__Work instruction__
Please say how many lines in the records below contain the word "this", giving the number alone.

•••

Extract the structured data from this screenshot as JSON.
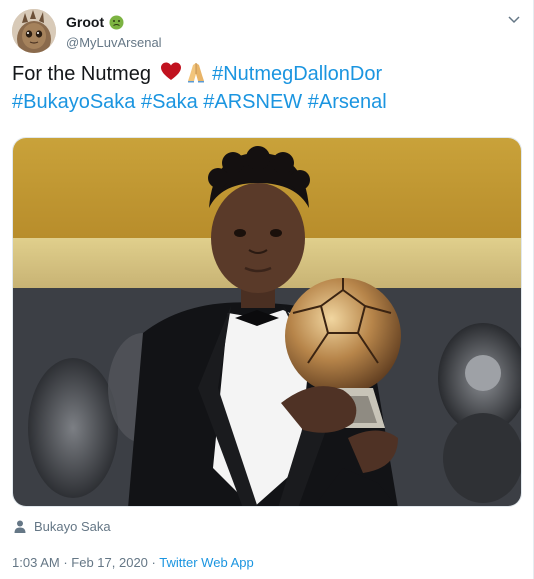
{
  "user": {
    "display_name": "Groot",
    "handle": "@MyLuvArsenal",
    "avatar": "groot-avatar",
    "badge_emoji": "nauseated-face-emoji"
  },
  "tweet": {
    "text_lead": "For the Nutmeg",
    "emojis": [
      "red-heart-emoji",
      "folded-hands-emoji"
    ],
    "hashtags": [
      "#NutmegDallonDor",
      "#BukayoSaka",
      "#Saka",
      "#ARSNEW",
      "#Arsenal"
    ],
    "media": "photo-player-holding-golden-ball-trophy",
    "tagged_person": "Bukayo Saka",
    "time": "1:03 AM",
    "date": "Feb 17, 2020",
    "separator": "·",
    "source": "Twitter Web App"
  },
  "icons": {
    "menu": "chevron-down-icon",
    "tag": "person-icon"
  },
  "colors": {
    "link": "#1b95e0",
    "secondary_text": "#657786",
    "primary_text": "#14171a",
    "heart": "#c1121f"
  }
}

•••

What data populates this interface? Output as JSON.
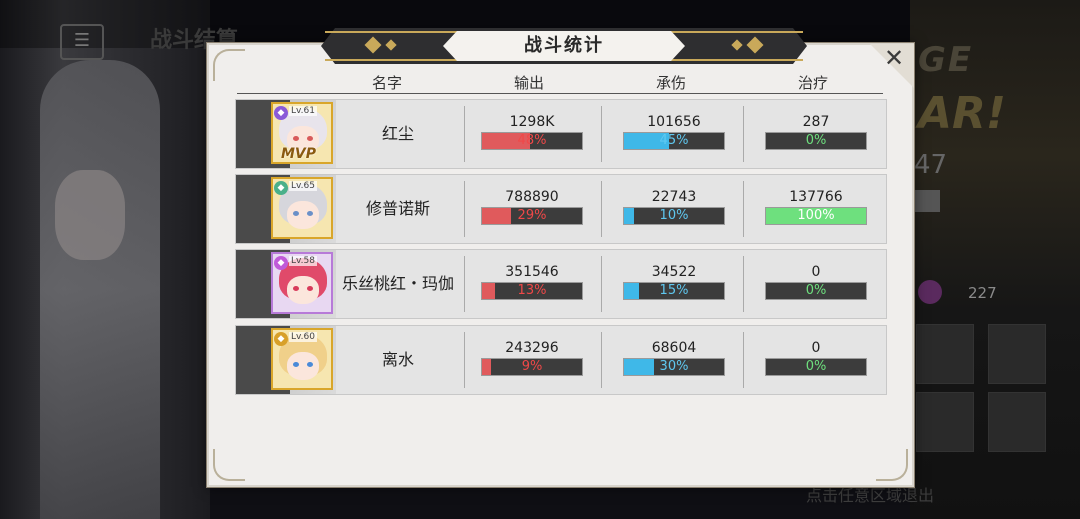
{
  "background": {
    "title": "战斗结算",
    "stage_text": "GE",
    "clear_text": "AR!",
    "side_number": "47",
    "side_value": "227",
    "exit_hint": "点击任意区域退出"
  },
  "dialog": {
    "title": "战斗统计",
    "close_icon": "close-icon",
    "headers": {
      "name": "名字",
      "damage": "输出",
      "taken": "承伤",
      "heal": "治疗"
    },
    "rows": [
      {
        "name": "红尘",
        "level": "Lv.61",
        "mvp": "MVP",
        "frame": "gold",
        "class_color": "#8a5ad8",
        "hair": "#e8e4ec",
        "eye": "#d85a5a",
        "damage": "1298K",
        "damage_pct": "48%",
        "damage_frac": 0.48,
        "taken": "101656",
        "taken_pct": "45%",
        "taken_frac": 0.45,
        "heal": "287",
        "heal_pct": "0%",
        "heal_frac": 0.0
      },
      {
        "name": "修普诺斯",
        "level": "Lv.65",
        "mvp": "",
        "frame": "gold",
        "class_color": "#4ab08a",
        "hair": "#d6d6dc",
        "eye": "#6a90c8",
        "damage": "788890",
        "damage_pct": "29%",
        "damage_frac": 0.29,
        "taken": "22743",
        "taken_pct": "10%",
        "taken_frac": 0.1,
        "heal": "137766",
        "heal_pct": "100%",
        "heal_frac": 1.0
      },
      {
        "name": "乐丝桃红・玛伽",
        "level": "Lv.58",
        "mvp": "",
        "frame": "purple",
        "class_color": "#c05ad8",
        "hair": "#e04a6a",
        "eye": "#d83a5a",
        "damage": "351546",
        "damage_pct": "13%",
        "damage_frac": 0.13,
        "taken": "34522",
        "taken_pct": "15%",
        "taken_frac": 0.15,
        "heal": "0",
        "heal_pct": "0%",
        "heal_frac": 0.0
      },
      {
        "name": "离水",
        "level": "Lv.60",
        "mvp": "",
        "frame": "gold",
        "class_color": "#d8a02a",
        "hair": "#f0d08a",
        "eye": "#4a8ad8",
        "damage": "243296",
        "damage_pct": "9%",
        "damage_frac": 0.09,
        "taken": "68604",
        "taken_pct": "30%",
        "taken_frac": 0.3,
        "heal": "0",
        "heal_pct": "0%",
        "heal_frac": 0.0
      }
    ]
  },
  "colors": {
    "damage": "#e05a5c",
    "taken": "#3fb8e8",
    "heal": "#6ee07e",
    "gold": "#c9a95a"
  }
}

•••

__Response__
2